- Task requirements: Find the lines below that contain the string "type". Copy each one.

═══ Given records

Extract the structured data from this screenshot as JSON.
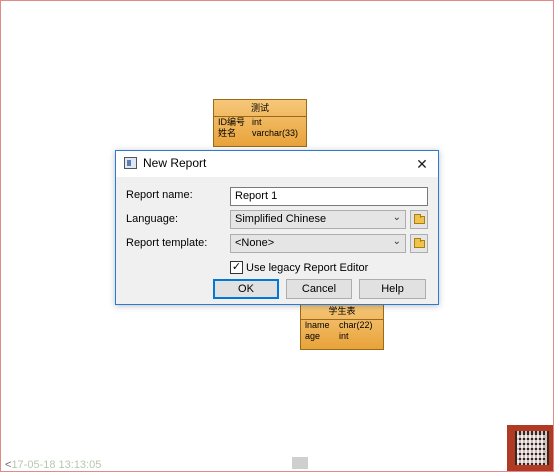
{
  "entities": [
    {
      "title": "测试",
      "rows": [
        {
          "name": "ID编号",
          "type": "int"
        },
        {
          "name": "姓名",
          "type": "varchar(33)"
        }
      ]
    },
    {
      "title": "学生表",
      "rows": [
        {
          "name": "lname",
          "type": "char(22)"
        },
        {
          "name": "age",
          "type": "int"
        }
      ]
    }
  ],
  "status": {
    "arrow": "<",
    "timestamp": "17-05-18 13:13:05"
  },
  "dialog": {
    "title": "New Report",
    "close_glyph": "✕",
    "report_name_label": "Report name:",
    "report_name_value": "Report 1",
    "language_label": "Language:",
    "language_value": "Simplified Chinese",
    "template_label": "Report template:",
    "template_value": "<None>",
    "legacy_checkbox_label": "Use legacy Report Editor",
    "legacy_checked": true,
    "check_glyph": "✓",
    "ok_label": "OK",
    "cancel_label": "Cancel",
    "help_label": "Help"
  },
  "colors": {
    "entity_fill": "#e8a33a",
    "dialog_border": "#2b79d8",
    "primary_button_border": "#0078d7"
  }
}
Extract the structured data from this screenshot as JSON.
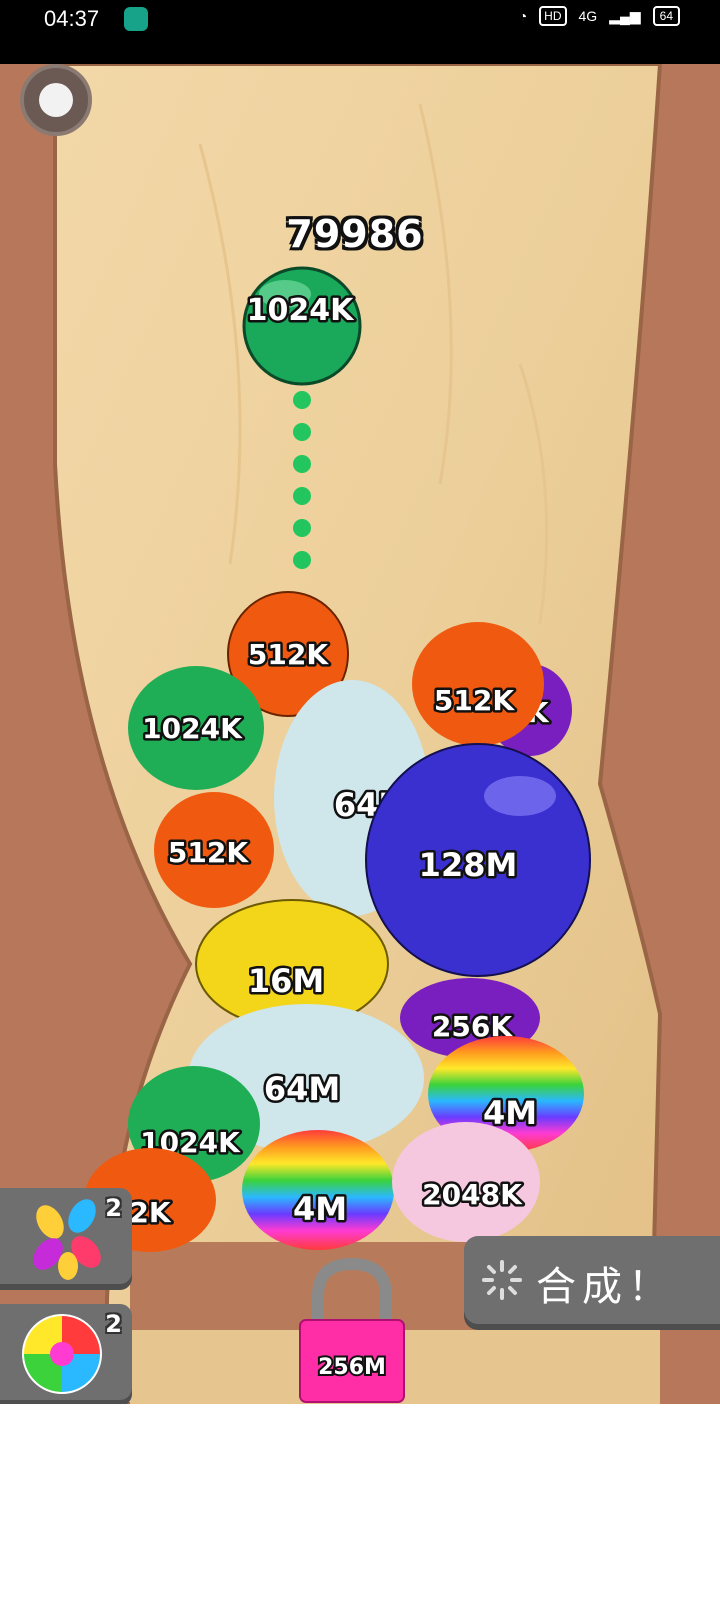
{
  "status_bar": {
    "time": "04:37",
    "hd": "HD",
    "network": "4G",
    "battery": "64"
  },
  "hud": {
    "score": "79986"
  },
  "drop_ball": {
    "label": "1024K",
    "color": "#1aa85a"
  },
  "balls": [
    {
      "label": "512K",
      "color": "#f05a10"
    },
    {
      "label": "1024K",
      "color": "#1fae56"
    },
    {
      "label": "512K",
      "color": "#f05a10"
    },
    {
      "label": "64M",
      "color": "#cfe6ea"
    },
    {
      "label": "512K",
      "color": "#f05a10"
    },
    {
      "label": "128M",
      "color": "#3a2fcf"
    },
    {
      "label": "16M",
      "color": "#f3d51a"
    },
    {
      "label": "256K",
      "color": "#7a1fbf"
    },
    {
      "label": "64M",
      "color": "#cfe6ea"
    },
    {
      "label": "4M",
      "color": "rainbow"
    },
    {
      "label": "1024K",
      "color": "#1fae56"
    },
    {
      "label": "2K",
      "color": "#f05a10"
    },
    {
      "label": "4M",
      "color": "rainbow"
    },
    {
      "label": "2048K",
      "color": "#f5c8e0"
    },
    {
      "label": "6K",
      "color": "#7a1fbf"
    }
  ],
  "lock": {
    "label": "256M",
    "color": "#ff2ea6"
  },
  "buttons": {
    "candy_powerup_count": "2",
    "rainbow_powerup_count": "2",
    "merge_label": "合成！"
  }
}
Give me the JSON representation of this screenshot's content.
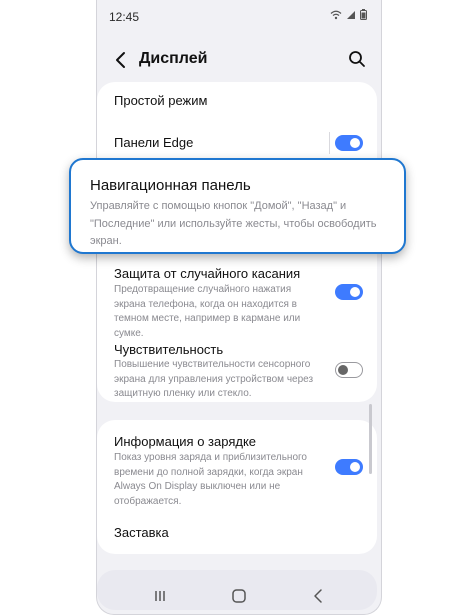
{
  "status_bar": {
    "time": "12:45",
    "icons": [
      "wifi-icon",
      "signal-icon",
      "battery-icon"
    ]
  },
  "header": {
    "title": "Дисплей",
    "back_icon": "back-arrow-icon",
    "search_icon": "search-icon"
  },
  "settings": {
    "easy_mode": {
      "title": "Простой режим"
    },
    "edge_panels": {
      "title": "Панели Edge",
      "toggle": true
    },
    "navigation_bar": {
      "title": "Навигационная панель",
      "subtitle": "Управляйте с помощью кнопок \"Домой\", \"Назад\" и \"Последние\" или используйте жесты, чтобы освободить экран."
    },
    "accidental_touch": {
      "title": "Защита от случайного касания",
      "subtitle": "Предотвращение случайного нажатия экрана телефона, когда он находится в темном месте, например в кармане или сумке.",
      "toggle": true
    },
    "touch_sensitivity": {
      "title": "Чувствительность",
      "subtitle": "Повышение чувствительности сенсорного экрана для управления устройством через защитную пленку или стекло.",
      "toggle": false
    },
    "charging_info": {
      "title": "Информация о зарядке",
      "subtitle": "Показ уровня заряда и приблизительного времени до полной зарядки, когда экран Always On Display выключен или не отображается.",
      "toggle": true
    },
    "screen_saver": {
      "title": "Заставка"
    }
  },
  "navigation_bar_buttons": [
    "recents-icon",
    "home-icon",
    "back-icon"
  ],
  "colors": {
    "accent": "#3e7bff",
    "callout_border": "#1f77d0",
    "background": "#f1f1f5",
    "card": "#ffffff",
    "subtext": "#8a8a90"
  }
}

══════

- Result of the task:
          "type": "int"
          "type": "varchar(33)"
          "type": "char(22)"
          "type": "int"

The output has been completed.